Rating: 6 out of 10
Caitlin and Ingrid have been best friends forever–the kind of best friends who are joined at the hip, tell each other all their secrets, and sort of live in their own little world.
After Ingrid’s unexpected suicide, Caitlin is left drifting. When school starts, she has no drive for anything, not even her photography class, which used to be her favorite period in school. What’s worse, her photography teacher, Ms. Delani, who used to encourage Caitlin immensely in her artistic efforts, seems completely uninterested in anything Caitlin feels or has to say about the aftermath of Ingrid’s death.
Hold Still chronicles Caitlin’s reemergence over the school year. Slowly she comes out of her shell thanks to Dylan, a transfer student who is the first openly lesbian girl at Caitlin’s small town high school, and by reading Ingrid’s journal.
Ingrid’s journal, apparently purposefully left behind in Caitlin’s room, chronicles her descent into depression, problems with her medication, her heartbreak over boys, and her unwillingness to let anyone know how sad she was truly feeling.
I thought LaCour did a fairly good job creating a narrative around the issue of teenage suicide, and Caitlin’s reactions and her recovery seemed realistic and was paced well. I liked the pages of Ingrid’s journal placed throughout the novel, and the ending was good.
I didn’t think the relationship between Caitiln and her photography teacher Ms. Delani was at all realistic–and whenever Ms. Delani spoke her dialogue sounded like it had been straight lifted out of an art criticism review or a teaching manual. She wasn’t real to me, and didn’t make as much of an impact as I feel the author tried to have her be.
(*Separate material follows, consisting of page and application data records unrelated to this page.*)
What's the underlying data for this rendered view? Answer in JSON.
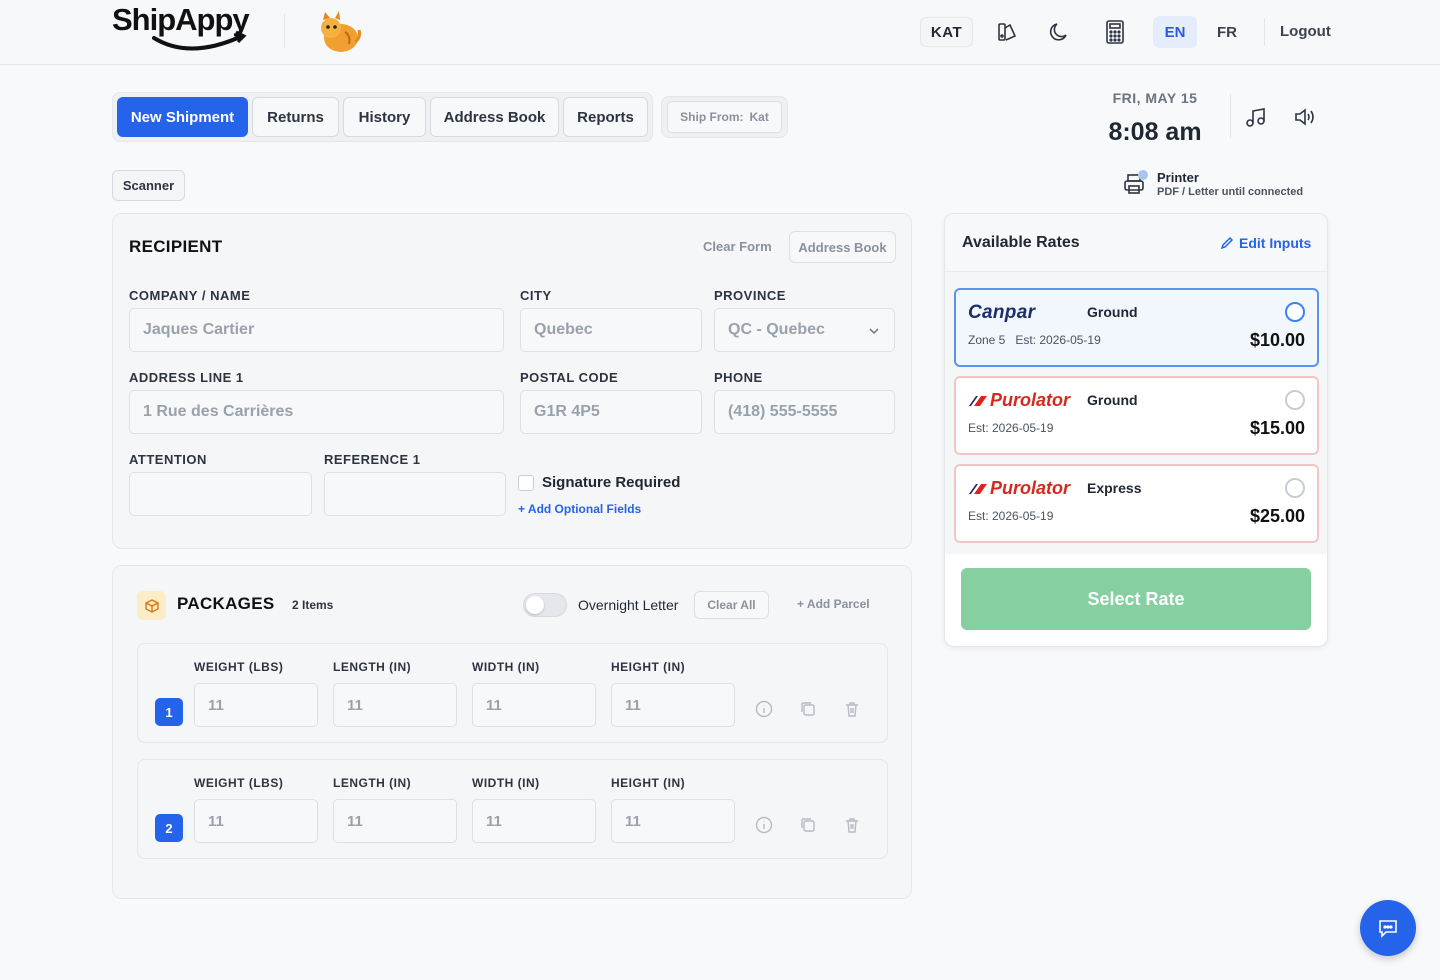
{
  "header": {
    "logo_text": "ShipAppy",
    "user_badge": "KAT",
    "lang_en": "EN",
    "lang_fr": "FR",
    "logout": "Logout"
  },
  "tabs": [
    {
      "label": "New Shipment",
      "active": true
    },
    {
      "label": "Returns"
    },
    {
      "label": "History"
    },
    {
      "label": "Address Book"
    },
    {
      "label": "Reports"
    }
  ],
  "ship_from": {
    "label": "Ship From:",
    "value": "Kat"
  },
  "clock": {
    "date": "FRI, MAY 15",
    "time": "8:08 am"
  },
  "printer": {
    "title": "Printer",
    "status": "PDF / Letter until connected"
  },
  "scanner_label": "Scanner",
  "recipient": {
    "title": "RECIPIENT",
    "clear_form": "Clear Form",
    "address_book": "Address Book",
    "fields": {
      "company": {
        "label": "COMPANY / NAME",
        "placeholder": "Jaques Cartier"
      },
      "city": {
        "label": "CITY",
        "placeholder": "Quebec"
      },
      "province": {
        "label": "PROVINCE",
        "value": "QC - Quebec"
      },
      "address1": {
        "label": "ADDRESS LINE 1",
        "placeholder": "1 Rue des Carrières"
      },
      "postal": {
        "label": "POSTAL CODE",
        "placeholder": "G1R 4P5"
      },
      "phone": {
        "label": "PHONE",
        "placeholder": "(418) 555-5555"
      },
      "attention": {
        "label": "ATTENTION",
        "placeholder": ""
      },
      "reference1": {
        "label": "REFERENCE 1",
        "placeholder": ""
      }
    },
    "signature_label": "Signature Required",
    "add_optional": "+ Add Optional Fields"
  },
  "packages": {
    "title": "PACKAGES",
    "count": "2 Items",
    "overnight_label": "Overnight Letter",
    "clear_all": "Clear All",
    "add_parcel": "Add Parcel",
    "labels": {
      "weight": "WEIGHT (LBS)",
      "length": "LENGTH (IN)",
      "width": "WIDTH (IN)",
      "height": "HEIGHT (IN)"
    },
    "rows": [
      {
        "num": "1",
        "weight": "11",
        "length": "11",
        "width": "11",
        "height": "11"
      },
      {
        "num": "2",
        "weight": "11",
        "length": "11",
        "width": "11",
        "height": "11"
      }
    ]
  },
  "rates": {
    "title": "Available Rates",
    "edit_inputs": "Edit Inputs",
    "options": [
      {
        "carrier": "Canpar",
        "service": "Ground",
        "zone": "Zone 5",
        "est": "Est: 2026-05-19",
        "price": "$10.00",
        "selected": true
      },
      {
        "carrier": "Purolator",
        "service": "Ground",
        "est": "Est: 2026-05-19",
        "price": "$15.00"
      },
      {
        "carrier": "Purolator",
        "service": "Express",
        "est": "Est: 2026-05-19",
        "price": "$25.00"
      }
    ],
    "select_button": "Select Rate"
  },
  "colors": {
    "primary": "#2563eb",
    "select_rate": "#86cfa0",
    "purolator_red": "#d5281f",
    "canpar_navy": "#1d2e6b"
  }
}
I know this novel is aimed towards younger (middle school) readers but it still seemed a little simplistic to me at times. It didn’t really engage me all that well, hence the lower rating and why it took me so long to finish.